The new minister at the United Synagogue Rabbi Simon Harris started in July 2007 and the Induction Service for him by the Chief Rabbi Sir Jonathon Sacks was held on 16 March 2008. Rev. Anthony Wolfson ended his tenure of more than 20 years as Chazan on 31 July 2011. The menorah facing Forty Avenue was shining for the first time during Chanukah 5766 December 2005 in loving memory of David Deyong, a generous donation of the Salamon family.

In September 2004 Noam Primary school moved into the classroom wing adjacent to the Synagogue building which had not been occupied since 1981 when Yavneh school was absorbed into the Michael Sobell Sinai school in nearby Kingsbury.

The 75th year of the community was commemorated with a Civic Service held in March 2004 in the presence of the Mayor of the London Borough of Brent, The lieutenant of the county of Middlesex, our Member of Parliament, the Chief Rabbi, Dayan Toledano representing the Sephardi community in the UK and lay leaders of the United Synagogue.

In 1998 the United Synagogue celebrated 70 years as a community and 40 years since the Shul was built and opened in 1958. In June 1999 a Sefer Torah (Scroll of the Law) was acquired through the generous donations of the community and consecrated with a procession along the streets of Wembley.

The stained glass window above the Aron Kodesh (Holy Ark) has become the symbol of this synagogue and the central part of it depicting the Scroll of the Law and the two Tablets of Stone decorates the mantel covering the communal Sefer Torah.

The communities were served for 35 years by a kosher deli and butcher, "Kelmans" which provided a wide range of Kosher and some Kosher for Passover delicatessen products, but this branch closed on 31st March 2014. Kelmans Deli established another branch in High Road Bushey a few years ago forseeing the change in demography in Wembley Kenton and Kingsbury.
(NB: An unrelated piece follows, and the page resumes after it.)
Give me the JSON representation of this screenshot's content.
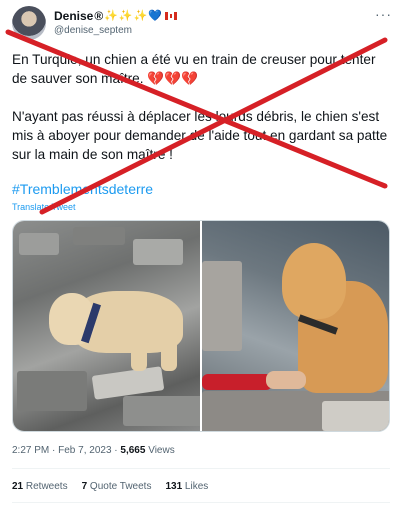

There remains just a bakery, "Parkway Pattiseries", as on 13 July 2012 a minimarket "Day 1" - name changed from "Harry's Superstore" (formerly Leslies Delicatessen) ceased providing a limited range of Kosher items. These shops are all in Preston Road. There is a new Jewish primary school within the United Synagogue and another in nearby Kingsbury as mentioned above. The largest Jewish Secondary School in Europe, JFS (formerly Jews Free School) is situated close by in Kingsbury since it moved in 2002 from Camden. There are two similarly sized Ashkenazi Orthodox communities at Kenton and Kingsbury within two miles say three kilometers. About five miles say 8 kilometers away are Golders Green, Edgware and Hendon, areas rich in Synagogues, Book Shops, Yeshivot, Kosher Eating places and foodshops.

If you click here you should be hearing a Lewandowski version of "Adon Olam" which is believed to be based on a Spanish 13 or 14 Century melody not usually heard in the Orthodox Ashkenazi or Sephardi shuls (synagogues) in Wembley.

Melodies you can hear are sung by Wembley Synagogue choir (recipients of a "Volunteers are US" award)

Last updated 30 March 2014

Map of Jewish Wembley